“I wanted to do it right - I wanted really good production”, says Mains. “Each song is kinda different, each song is innate to itself. It’s not a straight rock or a straight pop, a lot of the songs have jazzy influences, influences from the 30’s. This album is about me finding my voice. Ultimately, I’m pretty eclectic as a song writer. I kinda like it all, and I think that shines through.”

Over the course of 60 minutes Mains takes her listener on a journey of introspection, revelation, and sultry fancy. Throughout, Mains tends to each song individually allowing every track to stand on its own sentiment and sonic merits.

“They’re all my children, but I love them for different reasons. I gravitate towards the more soulful pieces. The higher the notes the better it feels for me. I love the feeling of singing. Not surprisingly, the higher ranged songs are usually songs deeper in meaning. That’s not just flippant, there’s a greater meaning for me.”

The album has already received attention overseas, as Mains recently toured in the UK.

“The album saw England before it saw Vancouver. I went on tour in England in June. They seem to really like singer song writers, because they received us really well. We had no idea what to expect, but we were asked to perform encores right from our first show.”

Beginning in September, Mains will bring her music to a more local stage, initially with shows across Ontario, then returning to British Columbia. Mains promises a captivating show, both intimate and interactive.

“I’m gonna be playing my guitar, with only my lead guitar player accompanying me. I want [the] shows to be more charming and low-key, to showcase my vocals. My vocals are why I step on stage, and why I write songs.”
- Cord Magazine


Love Stupid Love EP-2006
Marnie Mains - 2004
Thin Skin - 2001



When her boyfriend categorically refused to teach her to play guitar, Marnie Mains broke up with him & taught herself. Actually, she stole his guitar first and then broke up with him. She still has it. He’s long gone and she's going world wide. Now available in Japan, MM's music is on the move.

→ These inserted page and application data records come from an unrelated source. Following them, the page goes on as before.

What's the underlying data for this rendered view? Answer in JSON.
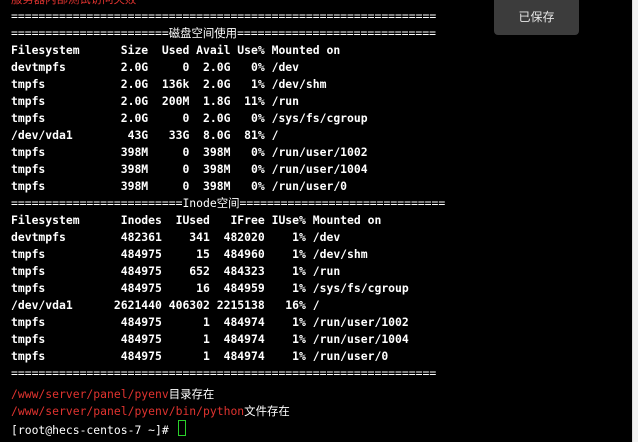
{
  "toolbar": {
    "saved_label": "已保存"
  },
  "colors": {
    "path_red": "#e0332f",
    "cursor_green": "#2bd12b",
    "terminal_bg": "#000000"
  },
  "terminal": {
    "lines": [
      {
        "text": "服务器内部测试访问失败",
        "style": "red"
      },
      {
        "text": "==============================================================",
        "style": ""
      },
      {
        "text": "=======================磁盘空间使用=============================",
        "style": ""
      },
      {
        "text": "Filesystem      Size  Used Avail Use% Mounted on",
        "style": "hdr"
      },
      {
        "text": "devtmpfs        2.0G     0  2.0G   0% /dev",
        "style": "hdr"
      },
      {
        "text": "tmpfs           2.0G  136k  2.0G   1% /dev/shm",
        "style": "hdr"
      },
      {
        "text": "tmpfs           2.0G  200M  1.8G  11% /run",
        "style": "hdr"
      },
      {
        "text": "tmpfs           2.0G     0  2.0G   0% /sys/fs/cgroup",
        "style": "hdr"
      },
      {
        "text": "/dev/vda1        43G   33G  8.0G  81% /",
        "style": "hdr"
      },
      {
        "text": "tmpfs           398M     0  398M   0% /run/user/1002",
        "style": "hdr"
      },
      {
        "text": "tmpfs           398M     0  398M   0% /run/user/1004",
        "style": "hdr"
      },
      {
        "text": "tmpfs           398M     0  398M   0% /run/user/0",
        "style": "hdr"
      },
      {
        "text": "=========================Inode空间==============================",
        "style": ""
      },
      {
        "text": "Filesystem      Inodes  IUsed   IFree IUse% Mounted on",
        "style": "hdr"
      },
      {
        "text": "devtmpfs        482361    341  482020    1% /dev",
        "style": "hdr"
      },
      {
        "text": "tmpfs           484975     15  484960    1% /dev/shm",
        "style": "hdr"
      },
      {
        "text": "tmpfs           484975    652  484323    1% /run",
        "style": "hdr"
      },
      {
        "text": "tmpfs           484975     16  484959    1% /sys/fs/cgroup",
        "style": "hdr"
      },
      {
        "text": "/dev/vda1      2621440 406302 2215138   16% /",
        "style": "hdr"
      },
      {
        "text": "tmpfs           484975      1  484974    1% /run/user/1002",
        "style": "hdr"
      },
      {
        "text": "tmpfs           484975      1  484974    1% /run/user/1004",
        "style": "hdr"
      },
      {
        "text": "tmpfs           484975      1  484974    1% /run/user/0",
        "style": "hdr"
      },
      {
        "text": "==============================================================",
        "style": ""
      }
    ],
    "path_lines": [
      {
        "path": "/www/server/panel/pyenv",
        "suffix": "目录存在"
      },
      {
        "path": "/www/server/panel/pyenv/bin/python",
        "suffix": "文件存在"
      }
    ],
    "prompt": "[root@hecs-centos-7 ~]# "
  }
}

Marnie’s stomping ground is the human condition and it should come as no surprise that she is adamantly honest, a little ironic and certainly complex. And while her music is angelic, soft and captivating, Marnie’s lyrics are not so anodyne. They’re witty, thought provoking and true, and she is certainly no stranger to the double-entendre

Having attracted audiences from London, England to Las Vegas, Nevada, Mexico and Japan, Marnie has toured predominantly alone with that pilfered guitar. Gracing stages such as the Opera House, the El Macombo, Healey's and the Reverb, she’s been tearing it up in the Canadian music scene. Tokyo's new sweetheart, this blue-eyed songstress can be seen and heard with her latest release hot off the press in Tokyo.

Opening up for acts including Swollen Members, Alexisonfire, Glass Tiger, Missy Higggins, Meaghan Smith, the Daughters, and the Corb Lund Band, this native Vancouverite has also enjoyed national television exposure on CBC's Music Dream, where she beat out 1000 other applicants to secure the time slot. Recently recording with talent from the Mars Volta, she has been an entire choir of vocals behind Devon Townsend and Strapping Young Lad. Her latest EP she independently produced with Daniel Powter's producer, Jeff Dawson.

Marnie recently came back from Las Vegas where she played The Palapa Lounge at the Palms, The Joint at The Hard Rock Hotel & Brendan's Pub at The Orleans. At The Joint, swishy industry types fell for her like the rest of us. Justin Timberlake's producer called her "mesmerizing", "profound" and a "beautiful singer". We already knew that though, didn’t we?